Landsman would know. In April, his own lunar mission smashed into pieces on the surface. Like Vikram, the Beresheet lander, built by the Israeli nonprofit group SpaceIL, stopped calling home just before it was supposed to touch down. The only successful attempt this year was made in January, when China landed a spacecraft, with rover included, on the far side of the moon, the face that never turns toward Earth—a world first.
Chandrayaan, Sanskrit for “moon craft,” launched in July, poised to make India only the fourth country to land something on the moon, after the United States, China, and the former Soviet Union. A decade earlier, the Chandrayaan-1 mission delivered an orbiter carrying a probe that was deliberately crashed into the surface as a test run. This time, the orbiter would deploy a lander and rover for a gentle landing. They were bound for the side of the moon that we can see, to a spot near its south pole, a place other spacefaring nations, including the United States, are eyeing for its potentially numerous reservoirs of frozen water—an indispensable resource for a future moon base.
Landing on the moon is certainly easier now than in the 1960s, for many reasons, some rather obvious, such as the strain of technological achievement in software and hardware that created supercomputers small enough to fit into pockets. During the space race, engineers had to figure out how orbital mechanics worked from scratch. And if an agency wanted something for its spacecraft, it probably had to invent the thing first.
Now many accoutrements of a space mission come off the shelf, and buying them is made easier by something else that didn’t exist during the Apollo era: the internet. Landsman says mission teams can shop online for sensors, computers, solar panels, and propulsion systems. Even the rockets are ready-made. “You can go out and buy a launch,” says John Thornton, the CEO of Astrobotic, an American company developing a lunar lander called Peregrine. Astrobotic is paying the United Launch Alliance, a rocket manufacturer, to launch Peregrine in 2021. Beresheet, the Israeli lander, launched on a SpaceX rocket.
Read: An abrupt end to a historic moon mission
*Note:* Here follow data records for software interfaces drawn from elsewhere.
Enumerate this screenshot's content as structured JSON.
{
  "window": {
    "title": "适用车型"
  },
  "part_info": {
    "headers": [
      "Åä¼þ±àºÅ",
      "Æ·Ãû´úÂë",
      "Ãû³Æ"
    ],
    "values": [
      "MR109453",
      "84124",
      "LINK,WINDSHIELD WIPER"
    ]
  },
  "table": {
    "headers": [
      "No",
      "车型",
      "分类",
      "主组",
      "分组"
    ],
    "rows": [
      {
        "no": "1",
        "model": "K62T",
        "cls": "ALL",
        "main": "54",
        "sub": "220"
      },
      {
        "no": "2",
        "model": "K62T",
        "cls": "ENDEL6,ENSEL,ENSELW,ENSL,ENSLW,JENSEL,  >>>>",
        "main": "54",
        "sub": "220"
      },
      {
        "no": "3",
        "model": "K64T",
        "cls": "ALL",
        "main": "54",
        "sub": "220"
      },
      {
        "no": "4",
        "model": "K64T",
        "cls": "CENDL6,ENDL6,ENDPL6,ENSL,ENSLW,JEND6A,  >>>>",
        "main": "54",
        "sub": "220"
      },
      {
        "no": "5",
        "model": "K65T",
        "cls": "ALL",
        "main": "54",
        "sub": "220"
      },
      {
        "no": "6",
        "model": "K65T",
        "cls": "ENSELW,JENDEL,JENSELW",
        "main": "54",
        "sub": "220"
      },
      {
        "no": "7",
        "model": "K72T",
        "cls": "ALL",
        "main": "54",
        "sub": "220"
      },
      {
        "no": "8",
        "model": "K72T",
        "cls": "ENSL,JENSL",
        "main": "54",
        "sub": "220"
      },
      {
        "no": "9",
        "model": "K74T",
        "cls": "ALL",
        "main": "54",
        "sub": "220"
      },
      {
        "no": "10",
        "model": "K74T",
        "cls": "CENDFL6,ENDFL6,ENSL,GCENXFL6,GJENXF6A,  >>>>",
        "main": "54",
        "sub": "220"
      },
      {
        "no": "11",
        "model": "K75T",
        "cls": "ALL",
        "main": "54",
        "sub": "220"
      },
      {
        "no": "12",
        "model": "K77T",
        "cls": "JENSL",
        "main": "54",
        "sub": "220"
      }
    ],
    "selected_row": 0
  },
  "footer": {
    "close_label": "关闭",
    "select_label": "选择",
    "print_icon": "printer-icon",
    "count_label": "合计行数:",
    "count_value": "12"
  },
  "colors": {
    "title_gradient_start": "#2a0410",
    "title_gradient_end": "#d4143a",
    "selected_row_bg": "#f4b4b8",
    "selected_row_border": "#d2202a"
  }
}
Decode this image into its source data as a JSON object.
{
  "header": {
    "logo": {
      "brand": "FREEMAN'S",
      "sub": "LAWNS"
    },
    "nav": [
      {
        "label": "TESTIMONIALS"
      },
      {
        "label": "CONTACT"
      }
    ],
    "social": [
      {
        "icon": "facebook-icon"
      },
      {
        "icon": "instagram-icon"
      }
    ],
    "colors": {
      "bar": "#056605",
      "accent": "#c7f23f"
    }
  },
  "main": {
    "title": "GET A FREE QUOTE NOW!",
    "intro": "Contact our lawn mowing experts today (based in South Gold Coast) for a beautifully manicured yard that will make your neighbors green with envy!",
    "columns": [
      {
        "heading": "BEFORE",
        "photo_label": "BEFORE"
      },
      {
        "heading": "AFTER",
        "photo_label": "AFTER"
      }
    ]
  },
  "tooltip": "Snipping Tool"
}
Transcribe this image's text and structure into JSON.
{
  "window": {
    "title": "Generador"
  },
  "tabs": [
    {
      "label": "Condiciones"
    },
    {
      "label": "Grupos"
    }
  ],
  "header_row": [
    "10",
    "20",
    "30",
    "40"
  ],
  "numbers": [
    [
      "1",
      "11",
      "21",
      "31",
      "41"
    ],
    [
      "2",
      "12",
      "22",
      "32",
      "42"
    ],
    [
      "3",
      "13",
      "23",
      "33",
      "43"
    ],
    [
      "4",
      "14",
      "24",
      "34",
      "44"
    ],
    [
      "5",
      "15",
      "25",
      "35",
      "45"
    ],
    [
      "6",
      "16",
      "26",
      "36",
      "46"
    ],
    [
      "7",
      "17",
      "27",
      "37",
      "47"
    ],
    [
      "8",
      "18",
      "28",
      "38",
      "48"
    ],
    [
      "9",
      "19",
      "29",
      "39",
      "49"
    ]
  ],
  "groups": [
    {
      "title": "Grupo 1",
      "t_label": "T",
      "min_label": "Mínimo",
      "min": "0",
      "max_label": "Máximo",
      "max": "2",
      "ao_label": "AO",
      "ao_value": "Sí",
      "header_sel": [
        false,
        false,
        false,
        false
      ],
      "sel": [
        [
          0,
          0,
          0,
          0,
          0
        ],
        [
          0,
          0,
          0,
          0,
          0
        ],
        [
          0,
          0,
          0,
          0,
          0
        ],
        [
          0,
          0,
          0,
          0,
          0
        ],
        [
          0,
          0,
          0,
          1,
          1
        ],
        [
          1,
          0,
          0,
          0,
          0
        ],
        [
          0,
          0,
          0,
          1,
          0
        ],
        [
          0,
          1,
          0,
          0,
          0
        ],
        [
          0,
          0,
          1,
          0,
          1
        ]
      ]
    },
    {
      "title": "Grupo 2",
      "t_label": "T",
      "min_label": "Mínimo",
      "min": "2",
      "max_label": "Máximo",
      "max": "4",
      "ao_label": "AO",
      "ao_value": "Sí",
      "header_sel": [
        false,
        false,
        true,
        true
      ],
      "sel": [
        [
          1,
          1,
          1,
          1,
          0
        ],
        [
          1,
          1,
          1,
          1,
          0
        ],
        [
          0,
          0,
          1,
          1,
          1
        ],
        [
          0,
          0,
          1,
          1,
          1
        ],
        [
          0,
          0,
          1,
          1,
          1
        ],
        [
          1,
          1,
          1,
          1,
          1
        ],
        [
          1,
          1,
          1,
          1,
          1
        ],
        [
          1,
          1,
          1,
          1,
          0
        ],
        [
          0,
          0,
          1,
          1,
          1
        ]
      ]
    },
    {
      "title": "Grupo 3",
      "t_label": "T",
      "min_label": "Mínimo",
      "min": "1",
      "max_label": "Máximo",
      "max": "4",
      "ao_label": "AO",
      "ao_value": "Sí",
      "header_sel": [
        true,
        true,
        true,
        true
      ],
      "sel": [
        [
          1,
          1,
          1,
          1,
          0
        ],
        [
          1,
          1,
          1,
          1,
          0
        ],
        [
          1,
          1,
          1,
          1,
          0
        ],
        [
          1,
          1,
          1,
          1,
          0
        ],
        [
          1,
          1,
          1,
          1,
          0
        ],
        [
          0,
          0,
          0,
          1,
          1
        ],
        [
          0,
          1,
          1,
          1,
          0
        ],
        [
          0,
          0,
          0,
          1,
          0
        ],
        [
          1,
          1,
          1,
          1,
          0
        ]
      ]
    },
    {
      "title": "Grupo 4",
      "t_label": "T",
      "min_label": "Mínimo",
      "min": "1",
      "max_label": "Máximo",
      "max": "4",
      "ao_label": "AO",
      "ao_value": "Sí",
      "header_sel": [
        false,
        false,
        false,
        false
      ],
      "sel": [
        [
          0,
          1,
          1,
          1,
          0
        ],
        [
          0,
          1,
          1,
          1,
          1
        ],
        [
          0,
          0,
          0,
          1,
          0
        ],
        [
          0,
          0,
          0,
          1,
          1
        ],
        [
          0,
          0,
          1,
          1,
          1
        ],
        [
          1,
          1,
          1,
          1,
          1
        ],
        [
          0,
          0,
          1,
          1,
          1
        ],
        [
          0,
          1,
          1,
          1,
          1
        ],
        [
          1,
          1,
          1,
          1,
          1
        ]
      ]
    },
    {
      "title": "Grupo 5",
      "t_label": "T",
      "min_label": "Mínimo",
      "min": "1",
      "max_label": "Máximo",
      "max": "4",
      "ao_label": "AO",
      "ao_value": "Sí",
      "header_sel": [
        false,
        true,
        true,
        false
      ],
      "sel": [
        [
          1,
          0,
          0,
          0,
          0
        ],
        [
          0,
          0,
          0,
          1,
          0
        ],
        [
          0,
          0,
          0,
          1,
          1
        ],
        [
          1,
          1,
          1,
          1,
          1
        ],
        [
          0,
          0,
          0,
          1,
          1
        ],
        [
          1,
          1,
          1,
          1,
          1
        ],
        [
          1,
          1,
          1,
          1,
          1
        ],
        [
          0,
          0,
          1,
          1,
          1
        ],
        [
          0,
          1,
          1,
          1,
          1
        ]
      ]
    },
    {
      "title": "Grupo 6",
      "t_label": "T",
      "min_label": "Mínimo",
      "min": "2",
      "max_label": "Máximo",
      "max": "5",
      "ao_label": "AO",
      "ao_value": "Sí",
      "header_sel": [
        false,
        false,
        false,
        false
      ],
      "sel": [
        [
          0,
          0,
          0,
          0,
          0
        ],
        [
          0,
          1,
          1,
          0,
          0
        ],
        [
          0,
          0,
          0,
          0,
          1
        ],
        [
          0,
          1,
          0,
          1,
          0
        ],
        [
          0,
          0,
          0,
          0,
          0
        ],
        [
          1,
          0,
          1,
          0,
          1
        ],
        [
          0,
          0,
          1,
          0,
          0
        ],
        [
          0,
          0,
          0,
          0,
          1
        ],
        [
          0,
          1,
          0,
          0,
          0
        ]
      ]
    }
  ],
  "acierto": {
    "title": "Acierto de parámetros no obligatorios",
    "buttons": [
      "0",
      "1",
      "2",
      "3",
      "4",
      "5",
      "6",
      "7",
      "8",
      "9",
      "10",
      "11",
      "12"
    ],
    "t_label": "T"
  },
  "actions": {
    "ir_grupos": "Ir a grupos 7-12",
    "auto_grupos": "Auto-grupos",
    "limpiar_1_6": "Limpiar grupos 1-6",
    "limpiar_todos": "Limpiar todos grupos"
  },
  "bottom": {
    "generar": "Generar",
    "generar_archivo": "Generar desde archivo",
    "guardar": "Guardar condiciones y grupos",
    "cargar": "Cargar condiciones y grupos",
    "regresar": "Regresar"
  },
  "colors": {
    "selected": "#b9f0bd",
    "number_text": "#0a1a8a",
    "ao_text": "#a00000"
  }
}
Today we know more about what the moon looks like up close, thanks to orbiting spacecraft with high-resolution cameras that provide mission planners detailed photos that they need to carefully select landing sites. A small NASA mission, sent to lunar orbit in 2011, provided data about the gravitational forces around the moon that, Landsman says, every engineer uses now.
But some mysteries persist (such as the provision of funding and political will—another story). The lunar regolith, as fine as powder, is still poorly understood, says Alicia Dwyer Cianciolo, an aerospace engineer at NASA working on the agency’s new plans to send robotic missions to the moon. “I don’t know if we got lucky on the other missions, but we feel like some of the new engine types and the thrust levels that we will have—we really don’t understand how it will stir up the different kinds of regolith in different locations on the moon,” Cianciolo says. Landers could kick up a cloud of dust that blocks sensors from detecting the craters or boulders that a last-minute engine burn might avoid. And the thrust could displace enough lunar matter that the spacecraft lands tilted, a position that could prevent a rover from rolling out safely.